*** EXTRACTED RECORDS ***

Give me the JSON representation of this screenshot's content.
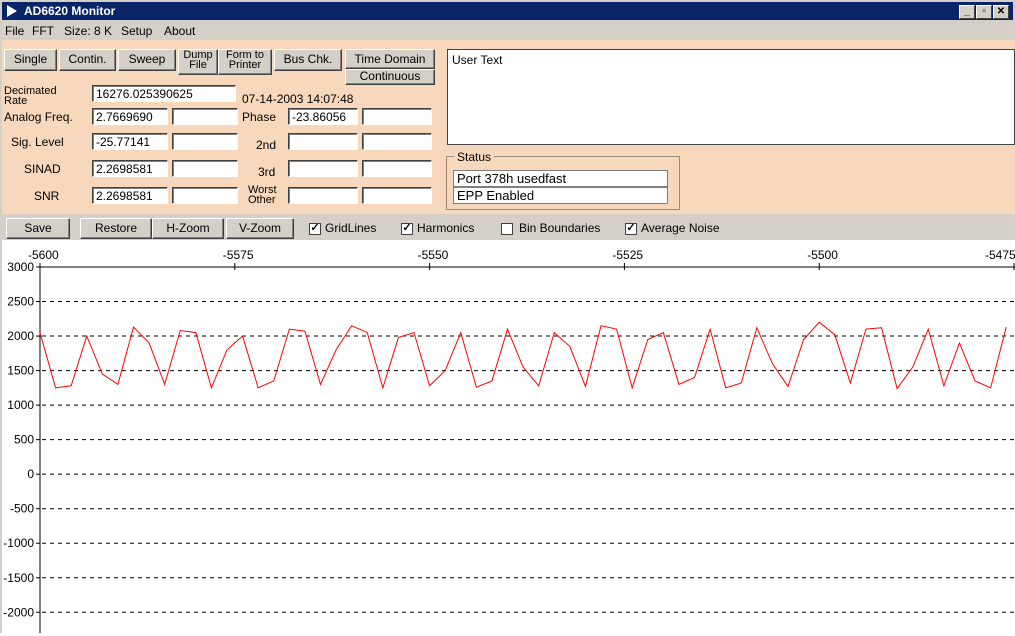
{
  "window": {
    "title": "AD6620 Monitor"
  },
  "menu": [
    "File",
    "FFT",
    "Size: 8 K",
    "Setup",
    "About"
  ],
  "buttons": {
    "single": "Single",
    "contin": "Contin.",
    "sweep": "Sweep",
    "dump_line1": "Dump",
    "dump_line2": "File",
    "form_line1": "Form to",
    "form_line2": "Printer",
    "bus_chk": "Bus Chk.",
    "time_domain": "Time Domain",
    "continuous": "Continuous"
  },
  "fields": {
    "decimated_rate_label": "Decimated Rate",
    "decimated_rate": "16276.025390625",
    "timestamp": "07-14-2003  14:07:48",
    "analog_freq_label": "Analog Freq.",
    "analog_freq": "2.7669690",
    "phase_label": "Phase",
    "phase": "-23.86056",
    "sig_level_label": "Sig. Level",
    "sig_level": "-25.77141",
    "second_label": "2nd",
    "sinad_label": "SINAD",
    "sinad": "2.2698581",
    "third_label": "3rd",
    "snr_label": "SNR",
    "snr": "2.2698581",
    "worst_other_label": "Worst Other"
  },
  "user_text": "User Text",
  "status": {
    "legend": "Status",
    "lines": [
      "Port 378h usedfast",
      "EPP Enabled"
    ]
  },
  "toolbar": {
    "save": "Save",
    "restore": "Restore",
    "hzoom": "H-Zoom",
    "vzoom": "V-Zoom",
    "options": [
      {
        "label": "GridLines",
        "checked": true
      },
      {
        "label": "Harmonics",
        "checked": true
      },
      {
        "label": "Bin Boundaries",
        "checked": false
      },
      {
        "label": "Average Noise",
        "checked": true
      }
    ]
  },
  "colors": {
    "trace": "#ff0000",
    "title_bar": "#0a246a",
    "panel": "#f8d8bc"
  },
  "chart_data": {
    "type": "line",
    "x_ticks": [
      "-5600",
      "-5575",
      "-5550",
      "-5525",
      "-5500",
      "-5475"
    ],
    "y_ticks": [
      "3000",
      "2500",
      "2000",
      "1500",
      "1000",
      "500",
      "0",
      "-500",
      "-1000",
      "-1500",
      "-2000"
    ],
    "xlim": [
      -5600,
      -5475
    ],
    "ylim": [
      -2300,
      3000
    ],
    "grid": true,
    "series": [
      {
        "x": [
          -5600,
          -5598,
          -5596,
          -5594,
          -5592,
          -5590,
          -5588,
          -5586,
          -5584,
          -5582,
          -5580,
          -5578,
          -5576,
          -5574,
          -5572,
          -5570,
          -5568,
          -5566,
          -5564,
          -5562,
          -5560,
          -5558,
          -5556,
          -5554,
          -5552,
          -5550,
          -5548,
          -5546,
          -5544,
          -5542,
          -5540,
          -5538,
          -5536,
          -5534,
          -5532,
          -5530,
          -5528,
          -5526,
          -5524,
          -5522,
          -5520,
          -5518,
          -5516,
          -5514,
          -5512,
          -5510,
          -5508,
          -5506,
          -5504,
          -5502,
          -5500,
          -5498,
          -5496,
          -5494,
          -5492,
          -5490,
          -5488,
          -5486,
          -5484,
          -5482,
          -5480,
          -5478,
          -5476
        ],
        "y": [
          2050,
          1250,
          1280,
          2000,
          1450,
          1300,
          2130,
          1900,
          1300,
          2080,
          2050,
          1250,
          1800,
          2000,
          1250,
          1350,
          2100,
          2070,
          1300,
          1800,
          2150,
          2050,
          1250,
          1980,
          2050,
          1280,
          1500,
          2050,
          1260,
          1350,
          2100,
          1550,
          1280,
          2050,
          1850,
          1270,
          2150,
          2100,
          1250,
          1950,
          2050,
          1300,
          1400,
          2100,
          1250,
          1320,
          2120,
          1600,
          1270,
          1950,
          2200,
          2020,
          1320,
          2100,
          2120,
          1240,
          1550,
          2100,
          1280,
          1900,
          1350,
          1250,
          2130
        ],
        "color": "#ff0000"
      }
    ]
  }
}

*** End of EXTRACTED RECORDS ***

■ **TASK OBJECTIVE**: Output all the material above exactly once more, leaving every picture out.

■ **ANSWER**:
Give me the JSON representation of this screenshot's content.
{
  "window": {
    "title": "AD6620 Monitor"
  },
  "menu": [
    "File",
    "FFT",
    "Size: 8 K",
    "Setup",
    "About"
  ],
  "buttons": {
    "single": "Single",
    "contin": "Contin.",
    "sweep": "Sweep",
    "dump_line1": "Dump",
    "dump_line2": "File",
    "form_line1": "Form to",
    "form_line2": "Printer",
    "bus_chk": "Bus Chk.",
    "time_domain": "Time Domain",
    "continuous": "Continuous"
  },
  "fields": {
    "decimated_rate_label": "Decimated Rate",
    "decimated_rate": "16276.025390625",
    "timestamp": "07-14-2003  14:07:48",
    "analog_freq_label": "Analog Freq.",
    "analog_freq": "2.7669690",
    "phase_label": "Phase",
    "phase": "-23.86056",
    "sig_level_label": "Sig. Level",
    "sig_level": "-25.77141",
    "second_label": "2nd",
    "sinad_label": "SINAD",
    "sinad": "2.2698581",
    "third_label": "3rd",
    "snr_label": "SNR",
    "snr": "2.2698581",
    "worst_other_label": "Worst Other"
  },
  "user_text": "User Text",
  "status": {
    "legend": "Status",
    "lines": [
      "Port 378h usedfast",
      "EPP Enabled"
    ]
  },
  "toolbar": {
    "save": "Save",
    "restore": "Restore",
    "hzoom": "H-Zoom",
    "vzoom": "V-Zoom",
    "options": [
      {
        "label": "GridLines",
        "checked": true
      },
      {
        "label": "Harmonics",
        "checked": true
      },
      {
        "label": "Bin Boundaries",
        "checked": false
      },
      {
        "label": "Average Noise",
        "checked": true
      }
    ]
  },
  "colors": {
    "trace": "#ff0000",
    "title_bar": "#0a246a",
    "panel": "#f8d8bc"
  },
  "chart_data": {
    "type": "line",
    "x_ticks": [
      "-5600",
      "-5575",
      "-5550",
      "-5525",
      "-5500",
      "-5475"
    ],
    "y_ticks": [
      "3000",
      "2500",
      "2000",
      "1500",
      "1000",
      "500",
      "0",
      "-500",
      "-1000",
      "-1500",
      "-2000"
    ],
    "xlim": [
      -5600,
      -5475
    ],
    "ylim": [
      -2300,
      3000
    ],
    "grid": true,
    "series": [
      {
        "x": [
          -5600,
          -5598,
          -5596,
          -5594,
          -5592,
          -5590,
          -5588,
          -5586,
          -5584,
          -5582,
          -5580,
          -5578,
          -5576,
          -5574,
          -5572,
          -5570,
          -5568,
          -5566,
          -5564,
          -5562,
          -5560,
          -5558,
          -5556,
          -5554,
          -5552,
          -5550,
          -5548,
          -5546,
          -5544,
          -5542,
          -5540,
          -5538,
          -5536,
          -5534,
          -5532,
          -5530,
          -5528,
          -5526,
          -5524,
          -5522,
          -5520,
          -5518,
          -5516,
          -5514,
          -5512,
          -5510,
          -5508,
          -5506,
          -5504,
          -5502,
          -5500,
          -5498,
          -5496,
          -5494,
          -5492,
          -5490,
          -5488,
          -5486,
          -5484,
          -5482,
          -5480,
          -5478,
          -5476
        ],
        "y": [
          2050,
          1250,
          1280,
          2000,
          1450,
          1300,
          2130,
          1900,
          1300,
          2080,
          2050,
          1250,
          1800,
          2000,
          1250,
          1350,
          2100,
          2070,
          1300,
          1800,
          2150,
          2050,
          1250,
          1980,
          2050,
          1280,
          1500,
          2050,
          1260,
          1350,
          2100,
          1550,
          1280,
          2050,
          1850,
          1270,
          2150,
          2100,
          1250,
          1950,
          2050,
          1300,
          1400,
          2100,
          1250,
          1320,
          2120,
          1600,
          1270,
          1950,
          2200,
          2020,
          1320,
          2100,
          2120,
          1240,
          1550,
          2100,
          1280,
          1900,
          1350,
          1250,
          2130
        ],
        "color": "#ff0000"
      }
    ]
  }
}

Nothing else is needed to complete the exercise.